    Now, let's have a look at how Formik simplifies building the React forms. We can start with importing some component from formik. Start with formik itself, then the form component, then field component, and the error message component.

    Now, instead of returning null, we can return formik, and pass it an initial values prop. This is what replaces the state object. We have username, and then you can have an onSubmit function as well. Basically, what we need to do is just log out the values.

    Formik takes a render prop, which returns the actual form. Just like we had before, a label for username. Then a field for the username input, which is of type text. Name is username, ID is username as well.

    Then we have the error message, which we can style with the color red. The name, which points to the field name, is username. We want it to be rendered in a div component. Then we can also have the submit button, with a submit text. The type should also be submit.

    You can add validation using the validate prop, which takes a function that receives the values. You can have an errors object, just like we did in the previous example, but was in the state. Then check if the values.username does not exist.

    If it doesn't, we can say errors.username should be username is required. Then we can return the errors object. Just like we did in the previous example, click in the username input, and click outside if you're filling or a different filled, then when you type, the validation message disappears.

    Also, test if submitting is working by pulling up the console and submitting what we have here. You can see the object exists in the console. You can compare the code you have here, which is just about 34 lines, versus the code you had in the default line, which is 48 lines with all the boilerplate code.

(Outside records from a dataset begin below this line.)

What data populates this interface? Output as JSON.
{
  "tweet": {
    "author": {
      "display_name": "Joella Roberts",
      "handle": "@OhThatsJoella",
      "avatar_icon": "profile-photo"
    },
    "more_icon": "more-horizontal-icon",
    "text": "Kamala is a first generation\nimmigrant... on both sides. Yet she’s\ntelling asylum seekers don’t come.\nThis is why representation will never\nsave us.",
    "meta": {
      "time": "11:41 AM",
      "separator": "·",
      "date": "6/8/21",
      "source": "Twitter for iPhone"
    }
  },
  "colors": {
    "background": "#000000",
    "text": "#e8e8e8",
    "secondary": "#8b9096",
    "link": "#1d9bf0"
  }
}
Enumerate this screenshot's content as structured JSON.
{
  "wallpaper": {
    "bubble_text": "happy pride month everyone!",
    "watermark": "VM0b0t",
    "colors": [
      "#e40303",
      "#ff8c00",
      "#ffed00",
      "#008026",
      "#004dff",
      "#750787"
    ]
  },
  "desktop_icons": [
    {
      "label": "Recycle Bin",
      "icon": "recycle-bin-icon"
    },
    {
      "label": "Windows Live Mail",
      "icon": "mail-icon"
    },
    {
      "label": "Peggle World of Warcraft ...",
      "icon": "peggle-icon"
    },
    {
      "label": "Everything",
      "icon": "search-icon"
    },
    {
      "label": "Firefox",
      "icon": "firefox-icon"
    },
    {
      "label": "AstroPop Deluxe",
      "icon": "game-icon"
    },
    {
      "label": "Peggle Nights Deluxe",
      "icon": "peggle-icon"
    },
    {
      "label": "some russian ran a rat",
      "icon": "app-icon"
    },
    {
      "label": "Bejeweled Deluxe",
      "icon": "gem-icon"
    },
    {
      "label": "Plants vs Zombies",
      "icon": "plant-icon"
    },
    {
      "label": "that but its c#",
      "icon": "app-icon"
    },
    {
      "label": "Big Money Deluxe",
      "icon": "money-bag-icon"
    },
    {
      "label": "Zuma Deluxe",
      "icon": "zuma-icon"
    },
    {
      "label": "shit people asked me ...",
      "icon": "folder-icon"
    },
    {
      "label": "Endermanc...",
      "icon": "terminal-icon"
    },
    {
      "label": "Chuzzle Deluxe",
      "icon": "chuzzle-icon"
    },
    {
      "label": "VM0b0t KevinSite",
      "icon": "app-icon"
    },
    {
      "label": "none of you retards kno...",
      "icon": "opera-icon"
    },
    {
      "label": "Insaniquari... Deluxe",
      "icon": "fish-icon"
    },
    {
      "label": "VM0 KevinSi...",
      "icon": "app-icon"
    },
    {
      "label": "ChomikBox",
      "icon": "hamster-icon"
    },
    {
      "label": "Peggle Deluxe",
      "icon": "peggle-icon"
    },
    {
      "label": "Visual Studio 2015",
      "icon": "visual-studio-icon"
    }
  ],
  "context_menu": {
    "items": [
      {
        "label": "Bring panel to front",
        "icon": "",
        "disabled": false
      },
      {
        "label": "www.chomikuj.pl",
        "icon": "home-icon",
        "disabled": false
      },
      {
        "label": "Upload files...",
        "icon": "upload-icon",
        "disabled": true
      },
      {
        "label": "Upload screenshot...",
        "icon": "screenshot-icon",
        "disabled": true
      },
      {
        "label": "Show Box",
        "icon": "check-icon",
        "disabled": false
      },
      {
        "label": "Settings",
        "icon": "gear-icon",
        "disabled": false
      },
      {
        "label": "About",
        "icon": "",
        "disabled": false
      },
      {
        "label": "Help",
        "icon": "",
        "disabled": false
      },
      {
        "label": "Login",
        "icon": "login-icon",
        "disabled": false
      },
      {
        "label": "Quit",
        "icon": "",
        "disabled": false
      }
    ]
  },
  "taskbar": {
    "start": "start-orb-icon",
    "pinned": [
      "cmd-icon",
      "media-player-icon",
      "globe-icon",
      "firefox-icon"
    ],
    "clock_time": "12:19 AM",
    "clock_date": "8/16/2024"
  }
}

    Notice how the Formik version does not have any of the handlers or state. Everything is self-contained in the Formik component.